I’ve been involved in this industry going on 33 years and I’m still impressed by the spirit of innovation that characterizes the process of rotational molding. Back when I started, you could travel a long distance before you’d see something made by the process, yet today it has become very common. I also think that, even with the advances in new materials and process technologies, our largest growth potential for this industry is with design. I’ve seen prime examples of this when I travel throughout Europe and abroad but the trend is also catching on here in North America.
There’s something about the mindset of a trained industrial designer. They have a flair for developing a form that is both functional and attractive. The Italians have always excelled in this field and I think design is ingrained in their culture.
Rotomolding often plays a role with many of these new successful designs. Unfortunately, design schools tend to focus on other processes in the training curriculum and usually only skim over rotational molding. I believe that, if we want to really have breakthroughs with design, we must introduce young designers to our industry. If you have a design school nearby, offer to give a tour of your facility. Remember to also have many samples of your proud work to give them a better understanding of what’s possible. Think of these efforts as an investment in our future! Together I think we can make a difference and see the market grow! I’m interested in what others feel on this subject.

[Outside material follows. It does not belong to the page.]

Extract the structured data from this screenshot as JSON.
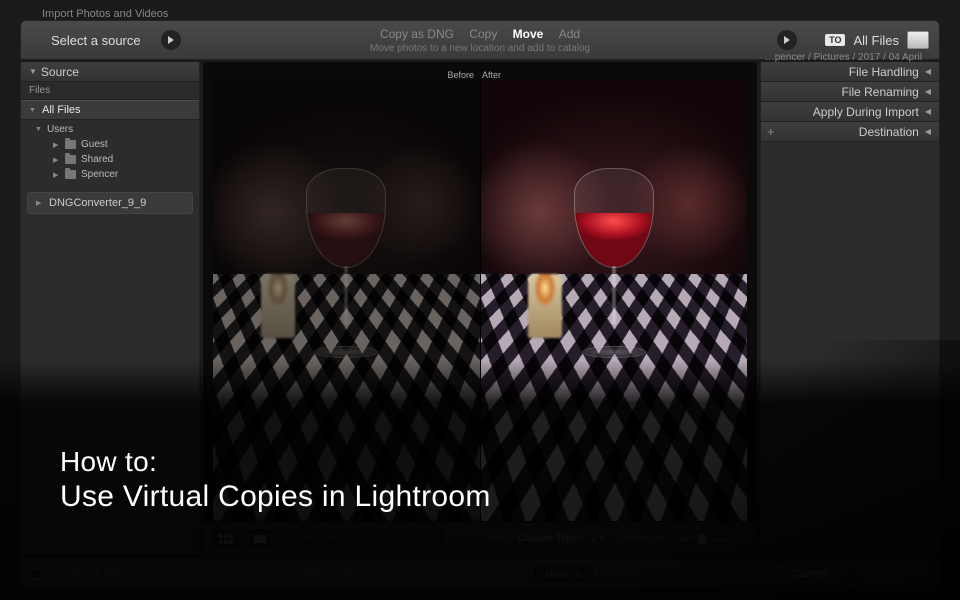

Bill Spenceley is the President of Flexahopper Plastics and the current President of the Association of Rotational Molders.
The ARM Blog is written by a variety of leaders in the rotational molding industry. We encourage you to share your input in the comment section. If you’re interested in writing a post for the blog, email ARM staff at email@example.com.
For more information about the Association, visit www.rotomolding.org